The Close surrounding Lichfield Cathedral has its own story to tell. In medieval times it was a fortified area. A stone wall surrounded it on three sides, whilst the South was naturally protected by the waters of the Moggs, now Minster Pool.
Evidence of the fortifications can still be seen in the south-east corner, where the wall and the foundations of the south gate have been uncovered. In the north-east corner the remains of Bishop de Clinton’s Palace are evident, but the rest of the medieval Close is more difficult to discover. Vicars’ Close, to the west, retains its 15th-century form, and several other houses are built round medieval remains. Opposite the Cathedral West Front is Erasmus Darwin House, a museum dedicated to his life’s work. The Bishop’s Palace, now the Cathedral School, built in 1687, was enlarged by Bishop Selwyn in 1867. The Deanery, next to it, is early 18th century.
On the south side St. Mary’s House, in the corner, is built over a medieval dwelling and still incorporates some of the wall and a staircase tower from the 14th century. Opposite this, The Old Stables uses the restored Muniment Room, once a stable block for Bishop Hacket.
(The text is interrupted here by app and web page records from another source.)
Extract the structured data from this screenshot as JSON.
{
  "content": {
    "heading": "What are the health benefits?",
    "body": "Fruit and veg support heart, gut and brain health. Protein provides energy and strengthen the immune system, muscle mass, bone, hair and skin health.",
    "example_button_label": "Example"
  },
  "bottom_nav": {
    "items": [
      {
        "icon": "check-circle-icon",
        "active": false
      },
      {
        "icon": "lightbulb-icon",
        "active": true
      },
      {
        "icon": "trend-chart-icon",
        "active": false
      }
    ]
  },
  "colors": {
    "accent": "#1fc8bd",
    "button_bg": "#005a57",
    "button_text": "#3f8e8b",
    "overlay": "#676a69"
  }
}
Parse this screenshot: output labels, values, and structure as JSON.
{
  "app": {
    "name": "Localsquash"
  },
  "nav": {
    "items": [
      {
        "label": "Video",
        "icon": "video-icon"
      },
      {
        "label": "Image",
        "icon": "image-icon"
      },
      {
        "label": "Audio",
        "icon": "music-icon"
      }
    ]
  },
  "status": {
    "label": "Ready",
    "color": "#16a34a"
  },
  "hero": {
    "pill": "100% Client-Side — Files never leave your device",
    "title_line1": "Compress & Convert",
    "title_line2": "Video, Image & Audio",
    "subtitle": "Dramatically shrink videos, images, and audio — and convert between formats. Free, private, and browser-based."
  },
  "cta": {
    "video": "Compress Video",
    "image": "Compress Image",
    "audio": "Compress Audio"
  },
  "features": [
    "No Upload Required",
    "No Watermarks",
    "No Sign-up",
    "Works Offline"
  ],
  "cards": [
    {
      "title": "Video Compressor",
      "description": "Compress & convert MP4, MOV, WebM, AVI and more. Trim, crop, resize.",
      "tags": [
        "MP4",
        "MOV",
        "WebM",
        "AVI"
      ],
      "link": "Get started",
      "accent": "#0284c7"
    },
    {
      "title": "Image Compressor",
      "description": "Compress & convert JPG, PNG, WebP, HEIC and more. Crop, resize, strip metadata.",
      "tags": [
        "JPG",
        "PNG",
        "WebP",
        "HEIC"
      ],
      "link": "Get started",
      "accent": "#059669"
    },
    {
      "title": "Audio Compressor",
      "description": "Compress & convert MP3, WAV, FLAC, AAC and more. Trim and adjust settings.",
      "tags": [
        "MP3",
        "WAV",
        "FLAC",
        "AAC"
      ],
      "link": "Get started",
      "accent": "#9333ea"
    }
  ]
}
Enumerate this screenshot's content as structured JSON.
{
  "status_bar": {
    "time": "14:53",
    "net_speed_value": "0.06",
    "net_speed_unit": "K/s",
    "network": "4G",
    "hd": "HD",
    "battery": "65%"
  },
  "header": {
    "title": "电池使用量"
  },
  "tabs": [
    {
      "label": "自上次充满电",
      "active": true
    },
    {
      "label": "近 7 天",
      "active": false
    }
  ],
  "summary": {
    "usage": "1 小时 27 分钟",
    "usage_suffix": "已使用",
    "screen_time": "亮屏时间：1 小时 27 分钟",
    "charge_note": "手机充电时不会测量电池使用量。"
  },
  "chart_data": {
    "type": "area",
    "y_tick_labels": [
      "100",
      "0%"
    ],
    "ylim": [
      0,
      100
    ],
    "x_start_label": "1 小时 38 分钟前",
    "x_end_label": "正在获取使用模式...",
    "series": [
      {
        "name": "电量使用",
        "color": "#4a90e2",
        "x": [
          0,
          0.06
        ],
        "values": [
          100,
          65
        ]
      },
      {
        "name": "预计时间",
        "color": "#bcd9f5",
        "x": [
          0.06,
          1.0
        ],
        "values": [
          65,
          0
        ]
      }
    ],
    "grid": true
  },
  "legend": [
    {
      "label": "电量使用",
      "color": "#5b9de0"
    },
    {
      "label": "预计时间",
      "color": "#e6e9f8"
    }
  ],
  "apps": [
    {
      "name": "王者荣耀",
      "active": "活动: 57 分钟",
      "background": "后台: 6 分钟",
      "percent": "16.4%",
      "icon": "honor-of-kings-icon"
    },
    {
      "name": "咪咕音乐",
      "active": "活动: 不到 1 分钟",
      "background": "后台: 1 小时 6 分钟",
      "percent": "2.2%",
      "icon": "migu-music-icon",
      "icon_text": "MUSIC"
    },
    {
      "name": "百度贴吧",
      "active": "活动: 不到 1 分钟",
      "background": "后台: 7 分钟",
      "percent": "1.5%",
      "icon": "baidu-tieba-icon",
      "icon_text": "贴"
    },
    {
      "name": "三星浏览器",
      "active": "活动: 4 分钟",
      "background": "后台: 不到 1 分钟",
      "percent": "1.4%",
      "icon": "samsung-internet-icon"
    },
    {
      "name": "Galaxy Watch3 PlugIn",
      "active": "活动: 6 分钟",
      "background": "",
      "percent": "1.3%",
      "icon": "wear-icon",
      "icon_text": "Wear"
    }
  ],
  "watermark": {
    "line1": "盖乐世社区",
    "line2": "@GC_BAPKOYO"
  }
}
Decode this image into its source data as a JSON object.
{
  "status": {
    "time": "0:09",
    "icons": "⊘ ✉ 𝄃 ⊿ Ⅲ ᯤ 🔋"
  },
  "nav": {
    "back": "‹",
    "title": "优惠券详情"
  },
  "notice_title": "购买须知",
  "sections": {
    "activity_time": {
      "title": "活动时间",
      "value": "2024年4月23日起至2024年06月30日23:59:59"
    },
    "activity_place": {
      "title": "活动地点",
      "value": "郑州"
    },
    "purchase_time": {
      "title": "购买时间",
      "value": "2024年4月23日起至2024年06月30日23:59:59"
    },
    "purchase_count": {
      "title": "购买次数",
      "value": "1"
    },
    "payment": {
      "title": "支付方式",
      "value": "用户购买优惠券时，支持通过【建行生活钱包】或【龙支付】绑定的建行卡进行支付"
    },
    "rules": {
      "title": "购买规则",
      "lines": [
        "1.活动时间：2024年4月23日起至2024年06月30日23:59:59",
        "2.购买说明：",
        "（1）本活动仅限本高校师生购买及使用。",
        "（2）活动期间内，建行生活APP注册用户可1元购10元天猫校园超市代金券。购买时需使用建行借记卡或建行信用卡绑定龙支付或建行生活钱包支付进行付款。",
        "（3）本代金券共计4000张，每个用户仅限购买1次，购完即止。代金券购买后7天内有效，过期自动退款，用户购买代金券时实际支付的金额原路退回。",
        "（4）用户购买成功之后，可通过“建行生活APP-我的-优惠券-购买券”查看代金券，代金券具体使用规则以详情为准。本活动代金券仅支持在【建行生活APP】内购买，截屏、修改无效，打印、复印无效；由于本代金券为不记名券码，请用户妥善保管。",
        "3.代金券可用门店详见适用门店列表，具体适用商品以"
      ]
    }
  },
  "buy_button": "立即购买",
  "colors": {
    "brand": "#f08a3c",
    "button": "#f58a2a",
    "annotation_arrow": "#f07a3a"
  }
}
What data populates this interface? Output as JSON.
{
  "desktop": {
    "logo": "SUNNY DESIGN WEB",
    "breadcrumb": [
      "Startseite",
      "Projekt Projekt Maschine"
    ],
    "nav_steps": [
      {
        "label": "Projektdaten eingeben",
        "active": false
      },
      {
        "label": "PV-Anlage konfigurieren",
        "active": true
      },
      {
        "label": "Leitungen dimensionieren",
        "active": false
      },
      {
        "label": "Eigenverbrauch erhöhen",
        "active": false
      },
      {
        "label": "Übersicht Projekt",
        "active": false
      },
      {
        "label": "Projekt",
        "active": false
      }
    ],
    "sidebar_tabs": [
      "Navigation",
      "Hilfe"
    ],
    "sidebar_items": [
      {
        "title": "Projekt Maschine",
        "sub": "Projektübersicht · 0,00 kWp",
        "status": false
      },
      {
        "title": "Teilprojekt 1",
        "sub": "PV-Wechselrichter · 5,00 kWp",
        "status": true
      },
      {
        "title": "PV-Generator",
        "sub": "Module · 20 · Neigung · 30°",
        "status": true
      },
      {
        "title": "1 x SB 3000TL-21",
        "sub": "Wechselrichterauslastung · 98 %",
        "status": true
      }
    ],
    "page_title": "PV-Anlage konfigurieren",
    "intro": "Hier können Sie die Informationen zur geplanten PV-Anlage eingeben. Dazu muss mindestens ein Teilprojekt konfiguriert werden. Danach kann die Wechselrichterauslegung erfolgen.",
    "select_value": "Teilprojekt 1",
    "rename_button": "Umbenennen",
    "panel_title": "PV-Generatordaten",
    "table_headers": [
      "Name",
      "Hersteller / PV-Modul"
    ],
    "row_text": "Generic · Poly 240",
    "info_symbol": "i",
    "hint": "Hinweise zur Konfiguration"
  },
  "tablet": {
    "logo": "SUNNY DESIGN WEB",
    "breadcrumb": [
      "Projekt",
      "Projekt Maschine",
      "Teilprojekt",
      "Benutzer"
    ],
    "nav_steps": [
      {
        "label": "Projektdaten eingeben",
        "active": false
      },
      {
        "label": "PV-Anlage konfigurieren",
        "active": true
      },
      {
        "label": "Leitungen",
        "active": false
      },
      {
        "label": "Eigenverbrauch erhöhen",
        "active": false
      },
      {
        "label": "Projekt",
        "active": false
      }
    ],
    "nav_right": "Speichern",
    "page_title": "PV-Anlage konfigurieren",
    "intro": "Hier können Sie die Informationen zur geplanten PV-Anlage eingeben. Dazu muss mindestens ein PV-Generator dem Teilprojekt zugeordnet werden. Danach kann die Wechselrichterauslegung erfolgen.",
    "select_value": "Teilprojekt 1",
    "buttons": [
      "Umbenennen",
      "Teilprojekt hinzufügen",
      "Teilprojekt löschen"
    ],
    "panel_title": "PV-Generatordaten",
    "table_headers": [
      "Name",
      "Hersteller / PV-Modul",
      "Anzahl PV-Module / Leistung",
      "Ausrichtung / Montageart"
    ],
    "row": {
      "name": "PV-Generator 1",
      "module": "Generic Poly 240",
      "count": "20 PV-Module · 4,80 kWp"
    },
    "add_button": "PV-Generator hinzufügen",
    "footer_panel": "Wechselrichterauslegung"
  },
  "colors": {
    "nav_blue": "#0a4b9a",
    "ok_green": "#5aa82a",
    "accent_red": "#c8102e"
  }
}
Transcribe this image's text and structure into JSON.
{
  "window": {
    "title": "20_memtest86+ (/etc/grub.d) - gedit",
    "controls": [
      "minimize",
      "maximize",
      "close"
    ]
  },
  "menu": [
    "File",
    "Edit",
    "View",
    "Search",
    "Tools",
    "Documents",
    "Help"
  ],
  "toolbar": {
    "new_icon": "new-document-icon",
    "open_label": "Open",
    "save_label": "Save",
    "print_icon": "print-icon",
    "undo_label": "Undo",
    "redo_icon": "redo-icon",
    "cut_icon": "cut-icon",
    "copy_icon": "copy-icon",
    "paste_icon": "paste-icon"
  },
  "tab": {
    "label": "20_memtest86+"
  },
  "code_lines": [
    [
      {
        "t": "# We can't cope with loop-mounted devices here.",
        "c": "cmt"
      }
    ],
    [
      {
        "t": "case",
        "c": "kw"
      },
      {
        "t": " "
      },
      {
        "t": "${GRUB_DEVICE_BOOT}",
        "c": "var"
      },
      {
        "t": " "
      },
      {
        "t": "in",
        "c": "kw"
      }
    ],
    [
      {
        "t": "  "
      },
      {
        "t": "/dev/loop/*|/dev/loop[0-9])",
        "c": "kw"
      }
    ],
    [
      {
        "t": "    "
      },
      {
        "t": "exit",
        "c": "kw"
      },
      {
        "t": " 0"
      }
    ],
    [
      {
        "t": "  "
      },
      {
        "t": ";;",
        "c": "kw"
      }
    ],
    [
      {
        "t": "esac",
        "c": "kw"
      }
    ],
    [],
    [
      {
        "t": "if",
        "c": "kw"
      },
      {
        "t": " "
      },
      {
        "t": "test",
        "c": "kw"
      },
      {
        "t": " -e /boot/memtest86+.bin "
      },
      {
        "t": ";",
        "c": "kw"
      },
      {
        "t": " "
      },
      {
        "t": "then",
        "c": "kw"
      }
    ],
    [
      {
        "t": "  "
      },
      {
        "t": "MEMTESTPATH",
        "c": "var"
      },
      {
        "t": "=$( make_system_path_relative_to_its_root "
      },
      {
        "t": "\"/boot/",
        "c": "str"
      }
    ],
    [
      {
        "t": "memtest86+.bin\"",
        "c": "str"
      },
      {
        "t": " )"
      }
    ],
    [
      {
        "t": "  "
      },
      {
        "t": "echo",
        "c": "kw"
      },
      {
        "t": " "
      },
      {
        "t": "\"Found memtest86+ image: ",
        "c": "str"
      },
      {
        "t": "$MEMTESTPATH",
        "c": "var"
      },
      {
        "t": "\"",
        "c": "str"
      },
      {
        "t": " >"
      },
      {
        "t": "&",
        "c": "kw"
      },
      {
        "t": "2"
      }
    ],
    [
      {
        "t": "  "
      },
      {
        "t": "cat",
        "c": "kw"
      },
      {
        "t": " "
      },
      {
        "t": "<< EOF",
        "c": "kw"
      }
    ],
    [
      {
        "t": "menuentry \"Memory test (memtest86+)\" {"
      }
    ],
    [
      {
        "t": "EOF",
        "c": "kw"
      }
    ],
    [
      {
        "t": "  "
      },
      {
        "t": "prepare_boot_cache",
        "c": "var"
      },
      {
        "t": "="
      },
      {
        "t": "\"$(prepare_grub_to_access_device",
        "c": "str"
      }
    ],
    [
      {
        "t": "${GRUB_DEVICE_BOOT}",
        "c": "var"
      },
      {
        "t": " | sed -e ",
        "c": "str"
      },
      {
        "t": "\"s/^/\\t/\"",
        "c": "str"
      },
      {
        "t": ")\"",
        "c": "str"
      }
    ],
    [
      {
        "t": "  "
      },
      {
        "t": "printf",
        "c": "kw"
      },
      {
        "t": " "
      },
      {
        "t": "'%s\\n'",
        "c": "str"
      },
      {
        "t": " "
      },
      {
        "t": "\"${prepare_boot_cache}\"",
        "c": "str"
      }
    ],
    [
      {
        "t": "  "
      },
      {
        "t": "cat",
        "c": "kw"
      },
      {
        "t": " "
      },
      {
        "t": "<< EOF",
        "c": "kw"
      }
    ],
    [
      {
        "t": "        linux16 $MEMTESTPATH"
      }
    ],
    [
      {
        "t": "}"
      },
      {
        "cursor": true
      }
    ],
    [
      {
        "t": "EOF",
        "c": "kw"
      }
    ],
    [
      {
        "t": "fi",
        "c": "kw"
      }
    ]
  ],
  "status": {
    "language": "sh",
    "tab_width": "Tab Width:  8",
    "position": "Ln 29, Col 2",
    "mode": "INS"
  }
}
Newton’s College to the south-west was the gift of John Newton in 1806, and leads the visitor out through the site of the old Westgate and into Beacon Street.